Outlook There has been much (over) excited comment about the eurozone debt crisis in recent weeks, but yesterday came news that could tempt even some of the more phlegmatic analysts to reach for Prozac. Auctions of German Bunds are usually only of interest to anoraks but yesterday's sale – or rather, attempted sale – of a €6bn (£5bn) package of 10-year notes would have been only 65 per cent covered were it not for the intervention of the Bundesbank.
Investors, it seems, are no longer quite so keen on what was once the gold standard sovereign against which all others have been judged.
That gold is showing some ugly tarnish, generated by the troubles of Germany's eurozone partners.
Germany is still a long way from having to pay the sort of interest that Italy, or even France or Belgium, have to for their borrowings.
But interestingly, the yields on Bunds are beginning to rise and fall in line with them.

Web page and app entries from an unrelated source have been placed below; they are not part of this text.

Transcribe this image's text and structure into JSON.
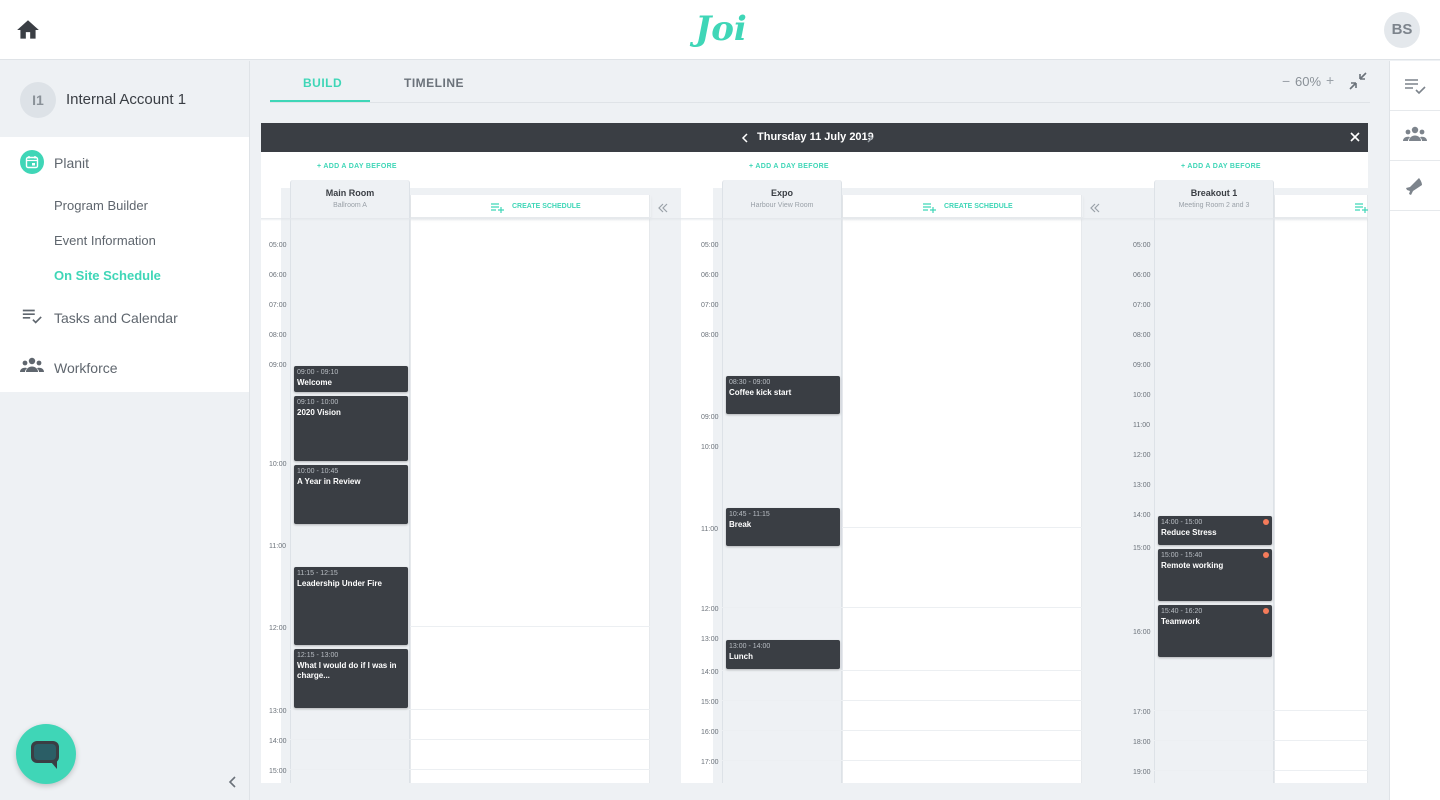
{
  "app": {
    "logo_text": "Joi",
    "user_initials": "BS",
    "brand_color": "#3fd6b7",
    "dark_color": "#3a3e44",
    "alert_color": "#f47b5a"
  },
  "account": {
    "initials": "I1",
    "name": "Internal Account 1"
  },
  "nav": {
    "planit": {
      "label": "Planit",
      "icon": "calendar-icon"
    },
    "sub": [
      "Program Builder",
      "Event Information",
      "On Site Schedule"
    ],
    "tasks": {
      "label": "Tasks and Calendar",
      "icon": "checklist-icon"
    },
    "workforce": {
      "label": "Workforce",
      "icon": "people-icon"
    }
  },
  "tabs": {
    "build": "BUILD",
    "timeline": "TIMELINE"
  },
  "zoom": {
    "minus": "−",
    "level": "60%",
    "plus": "+"
  },
  "schedule": {
    "day_title": "Thursday 11 July 2019",
    "add_day_label": "+ ADD A DAY BEFORE",
    "create_label": "CREATE SCHEDULE",
    "rooms": [
      {
        "name": "Main Room",
        "sub": "Ballroom A",
        "ticks": [
          "05:00",
          "06:00",
          "07:00",
          "08:00",
          "09:00",
          "10:00",
          "11:00",
          "12:00",
          "13:00",
          "14:00",
          "15:00"
        ],
        "events": [
          {
            "time": "09:00 - 09:10",
            "title": "Welcome",
            "alert": false
          },
          {
            "time": "09:10 - 10:00",
            "title": "2020 Vision",
            "alert": false
          },
          {
            "time": "10:00 - 10:45",
            "title": "A Year in Review",
            "alert": false
          },
          {
            "time": "11:15 - 12:15",
            "title": "Leadership Under Fire",
            "alert": false
          },
          {
            "time": "12:15 - 13:00",
            "title": "What I would do if I was in charge...",
            "alert": false
          }
        ]
      },
      {
        "name": "Expo",
        "sub": "Harbour View Room",
        "ticks": [
          "05:00",
          "06:00",
          "07:00",
          "08:00",
          "09:00",
          "10:00",
          "11:00",
          "12:00",
          "13:00",
          "14:00",
          "15:00",
          "16:00",
          "17:00"
        ],
        "events": [
          {
            "time": "08:30 - 09:00",
            "title": "Coffee kick start",
            "alert": false
          },
          {
            "time": "10:45 - 11:15",
            "title": "Break",
            "alert": false
          },
          {
            "time": "13:00 - 14:00",
            "title": "Lunch",
            "alert": false
          }
        ]
      },
      {
        "name": "Breakout 1",
        "sub": "Meeting Room 2 and 3",
        "ticks": [
          "05:00",
          "06:00",
          "07:00",
          "08:00",
          "09:00",
          "10:00",
          "11:00",
          "12:00",
          "13:00",
          "14:00",
          "15:00",
          "16:00",
          "17:00",
          "18:00",
          "19:00"
        ],
        "events": [
          {
            "time": "14:00 - 15:00",
            "title": "Reduce Stress",
            "alert": true
          },
          {
            "time": "15:00 - 15:40",
            "title": "Remote working",
            "alert": true
          },
          {
            "time": "15:40 - 16:20",
            "title": "Teamwork",
            "alert": true
          }
        ]
      }
    ]
  }
}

And the cost of insuring German debt against default has now risen to 107 per cent of the cost of insuring UK gilts.
Not that this is any reason for the UK government to be patting itself on the back.
Gilts might appear attractive right now, but the foundations of the economy underneath them are anything but solid. Forecasts for growth are down and borrowings up.
Even if Britain's sterling-denominated Gilts look like the belles of the ball now, if our European partners fall off a cliff, we will be dragged down with them.
Interestingly, yesterday's Bund hiccup came on the same day that Jose Manuel Barroso, the president of the European Commission, unveiled a consultation on eurozone-wide eurobonds.
Germany is fiercely resisting them because of fears that they will be seen by Europe's "Club Med" as a means of indulging in more of the sort of behaviour that got the continent into this mess in the first place – at the Germans' ultimate expense.
That is understandable. However, it is increasingly becoming clear that the inaction of eurozone leaders – and that very much includes Germany's as well – is threatening to tip the euro off a precipice and plunge a knife into the heart of Germany's relative economic health.
Yesterday's Bund auction should be seen as yet another wake-up call. But it probably won't be.